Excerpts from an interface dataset
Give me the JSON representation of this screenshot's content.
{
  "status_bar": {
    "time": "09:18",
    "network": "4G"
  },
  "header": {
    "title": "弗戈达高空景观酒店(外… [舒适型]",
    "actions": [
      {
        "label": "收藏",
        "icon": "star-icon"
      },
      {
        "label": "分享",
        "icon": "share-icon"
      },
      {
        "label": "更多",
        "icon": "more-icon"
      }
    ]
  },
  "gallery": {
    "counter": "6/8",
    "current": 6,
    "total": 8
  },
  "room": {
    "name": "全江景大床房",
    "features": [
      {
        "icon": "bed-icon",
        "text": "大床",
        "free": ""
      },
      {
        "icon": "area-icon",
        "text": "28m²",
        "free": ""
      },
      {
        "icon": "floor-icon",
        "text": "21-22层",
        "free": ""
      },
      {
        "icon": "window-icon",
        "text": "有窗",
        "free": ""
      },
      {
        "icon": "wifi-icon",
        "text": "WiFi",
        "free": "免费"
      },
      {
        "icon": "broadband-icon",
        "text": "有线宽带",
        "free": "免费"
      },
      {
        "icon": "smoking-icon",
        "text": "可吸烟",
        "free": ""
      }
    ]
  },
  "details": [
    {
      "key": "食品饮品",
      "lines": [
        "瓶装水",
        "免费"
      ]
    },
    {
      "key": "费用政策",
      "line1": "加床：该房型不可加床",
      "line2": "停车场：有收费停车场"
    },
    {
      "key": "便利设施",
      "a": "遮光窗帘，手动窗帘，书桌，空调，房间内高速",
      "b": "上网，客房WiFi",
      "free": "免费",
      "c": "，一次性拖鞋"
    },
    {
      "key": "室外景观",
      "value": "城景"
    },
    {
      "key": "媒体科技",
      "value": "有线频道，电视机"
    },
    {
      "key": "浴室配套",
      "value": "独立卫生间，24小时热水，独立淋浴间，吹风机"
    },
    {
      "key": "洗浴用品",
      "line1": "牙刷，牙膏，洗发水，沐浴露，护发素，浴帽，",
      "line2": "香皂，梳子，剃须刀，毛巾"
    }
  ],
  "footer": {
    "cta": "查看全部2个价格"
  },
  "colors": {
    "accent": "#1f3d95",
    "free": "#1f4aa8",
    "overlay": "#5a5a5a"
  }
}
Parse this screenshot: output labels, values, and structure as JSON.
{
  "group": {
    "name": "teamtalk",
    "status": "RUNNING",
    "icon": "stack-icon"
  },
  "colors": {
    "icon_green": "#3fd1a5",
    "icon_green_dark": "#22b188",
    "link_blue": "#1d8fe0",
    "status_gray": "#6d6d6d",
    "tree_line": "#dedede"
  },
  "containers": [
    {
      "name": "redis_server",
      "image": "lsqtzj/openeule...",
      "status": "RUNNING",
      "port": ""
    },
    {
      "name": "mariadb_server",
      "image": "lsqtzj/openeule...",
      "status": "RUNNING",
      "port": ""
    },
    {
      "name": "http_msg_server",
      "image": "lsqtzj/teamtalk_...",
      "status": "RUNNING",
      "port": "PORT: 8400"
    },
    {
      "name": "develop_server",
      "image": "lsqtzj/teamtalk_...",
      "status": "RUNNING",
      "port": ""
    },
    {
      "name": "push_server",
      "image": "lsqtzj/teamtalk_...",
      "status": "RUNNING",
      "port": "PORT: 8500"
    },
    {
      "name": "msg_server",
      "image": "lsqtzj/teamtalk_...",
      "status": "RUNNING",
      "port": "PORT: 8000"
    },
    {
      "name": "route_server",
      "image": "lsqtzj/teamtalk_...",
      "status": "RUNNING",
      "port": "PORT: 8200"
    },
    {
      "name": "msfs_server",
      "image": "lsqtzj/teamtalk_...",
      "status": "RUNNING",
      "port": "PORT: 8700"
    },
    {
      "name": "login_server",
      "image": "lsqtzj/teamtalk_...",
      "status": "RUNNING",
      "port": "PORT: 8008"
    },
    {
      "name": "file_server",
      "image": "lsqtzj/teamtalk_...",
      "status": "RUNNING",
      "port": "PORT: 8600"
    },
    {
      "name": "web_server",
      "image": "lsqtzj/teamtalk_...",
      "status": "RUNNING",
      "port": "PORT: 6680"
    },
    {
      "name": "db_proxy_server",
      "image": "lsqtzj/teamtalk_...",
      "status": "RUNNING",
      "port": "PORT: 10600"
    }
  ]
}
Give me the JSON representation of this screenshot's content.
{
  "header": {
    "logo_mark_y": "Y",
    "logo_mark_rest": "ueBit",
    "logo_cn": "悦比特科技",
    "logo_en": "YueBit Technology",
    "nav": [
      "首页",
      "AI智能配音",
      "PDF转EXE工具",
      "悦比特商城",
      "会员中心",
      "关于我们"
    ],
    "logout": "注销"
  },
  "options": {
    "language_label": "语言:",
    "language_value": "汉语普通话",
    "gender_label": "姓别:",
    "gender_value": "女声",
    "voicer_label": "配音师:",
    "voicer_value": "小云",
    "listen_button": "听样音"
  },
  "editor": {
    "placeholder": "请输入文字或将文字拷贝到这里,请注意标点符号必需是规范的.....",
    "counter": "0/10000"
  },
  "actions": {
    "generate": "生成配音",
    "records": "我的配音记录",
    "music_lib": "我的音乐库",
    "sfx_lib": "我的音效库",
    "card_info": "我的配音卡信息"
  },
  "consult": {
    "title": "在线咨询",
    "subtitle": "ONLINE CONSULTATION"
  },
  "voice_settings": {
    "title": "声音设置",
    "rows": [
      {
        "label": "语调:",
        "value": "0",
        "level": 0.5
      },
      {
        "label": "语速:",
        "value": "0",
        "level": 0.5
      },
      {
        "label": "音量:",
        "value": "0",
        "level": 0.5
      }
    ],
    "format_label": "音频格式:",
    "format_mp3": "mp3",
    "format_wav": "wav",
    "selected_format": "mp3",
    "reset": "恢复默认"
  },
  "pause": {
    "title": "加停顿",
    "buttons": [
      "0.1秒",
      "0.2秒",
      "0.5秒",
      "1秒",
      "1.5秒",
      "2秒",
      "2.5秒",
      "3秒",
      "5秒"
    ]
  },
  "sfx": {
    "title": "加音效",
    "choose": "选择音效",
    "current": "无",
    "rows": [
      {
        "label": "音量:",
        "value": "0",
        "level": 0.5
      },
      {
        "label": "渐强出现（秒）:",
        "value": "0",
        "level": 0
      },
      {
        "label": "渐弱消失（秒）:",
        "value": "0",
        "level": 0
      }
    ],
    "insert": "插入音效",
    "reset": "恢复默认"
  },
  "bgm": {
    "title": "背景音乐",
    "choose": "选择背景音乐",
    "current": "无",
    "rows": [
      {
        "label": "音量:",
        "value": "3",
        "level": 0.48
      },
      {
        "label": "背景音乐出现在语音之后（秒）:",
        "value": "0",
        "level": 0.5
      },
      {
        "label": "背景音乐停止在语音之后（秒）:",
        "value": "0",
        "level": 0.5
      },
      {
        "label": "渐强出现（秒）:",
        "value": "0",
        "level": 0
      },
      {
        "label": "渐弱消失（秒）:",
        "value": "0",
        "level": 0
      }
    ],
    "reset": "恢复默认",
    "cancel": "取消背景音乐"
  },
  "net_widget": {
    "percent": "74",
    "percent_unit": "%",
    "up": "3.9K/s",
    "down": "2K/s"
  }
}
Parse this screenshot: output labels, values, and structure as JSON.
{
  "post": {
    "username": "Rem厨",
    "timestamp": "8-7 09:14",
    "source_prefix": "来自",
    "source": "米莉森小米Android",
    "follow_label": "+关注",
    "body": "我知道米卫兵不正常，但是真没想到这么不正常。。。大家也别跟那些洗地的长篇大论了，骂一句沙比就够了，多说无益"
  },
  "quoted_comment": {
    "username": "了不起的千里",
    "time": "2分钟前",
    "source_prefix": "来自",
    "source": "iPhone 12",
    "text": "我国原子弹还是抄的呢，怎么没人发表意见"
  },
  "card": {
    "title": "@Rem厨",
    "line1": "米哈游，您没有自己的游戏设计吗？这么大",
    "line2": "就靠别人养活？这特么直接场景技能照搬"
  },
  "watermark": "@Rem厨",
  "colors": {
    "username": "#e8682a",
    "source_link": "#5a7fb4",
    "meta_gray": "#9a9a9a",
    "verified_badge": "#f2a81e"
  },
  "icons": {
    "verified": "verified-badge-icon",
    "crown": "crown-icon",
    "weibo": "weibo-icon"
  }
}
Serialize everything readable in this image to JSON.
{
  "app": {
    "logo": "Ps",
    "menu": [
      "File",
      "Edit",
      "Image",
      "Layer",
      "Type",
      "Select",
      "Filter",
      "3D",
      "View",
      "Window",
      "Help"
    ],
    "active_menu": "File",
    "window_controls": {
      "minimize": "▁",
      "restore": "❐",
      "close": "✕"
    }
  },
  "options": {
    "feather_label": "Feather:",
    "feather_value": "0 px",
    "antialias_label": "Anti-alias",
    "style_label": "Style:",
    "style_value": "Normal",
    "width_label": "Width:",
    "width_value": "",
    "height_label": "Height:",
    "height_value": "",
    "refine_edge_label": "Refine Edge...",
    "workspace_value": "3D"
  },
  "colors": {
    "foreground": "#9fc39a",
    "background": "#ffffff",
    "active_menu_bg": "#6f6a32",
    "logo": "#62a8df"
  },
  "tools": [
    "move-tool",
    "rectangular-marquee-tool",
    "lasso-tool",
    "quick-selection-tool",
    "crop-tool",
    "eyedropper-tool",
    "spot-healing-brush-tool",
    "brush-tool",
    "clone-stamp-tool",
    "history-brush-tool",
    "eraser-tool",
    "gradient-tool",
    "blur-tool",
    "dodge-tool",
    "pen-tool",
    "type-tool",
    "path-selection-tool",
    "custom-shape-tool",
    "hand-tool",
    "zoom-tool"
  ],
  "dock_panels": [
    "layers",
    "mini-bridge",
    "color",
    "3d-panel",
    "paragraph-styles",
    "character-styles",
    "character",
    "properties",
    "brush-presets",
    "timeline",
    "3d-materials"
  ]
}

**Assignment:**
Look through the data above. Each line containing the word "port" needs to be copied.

**Result of this exercise:**
      "port": ""
      "port": ""
      "port": "PORT: 8400"
      "port": ""
      "port": "PORT: 8500"
      "port": "PORT: 8000"
      "port": "PORT: 8200"
      "port": "PORT: 8700"
      "port": "PORT: 8008"
      "port": "PORT: 8600"
      "port": "PORT: 6680"
      "port": "PORT: 10600"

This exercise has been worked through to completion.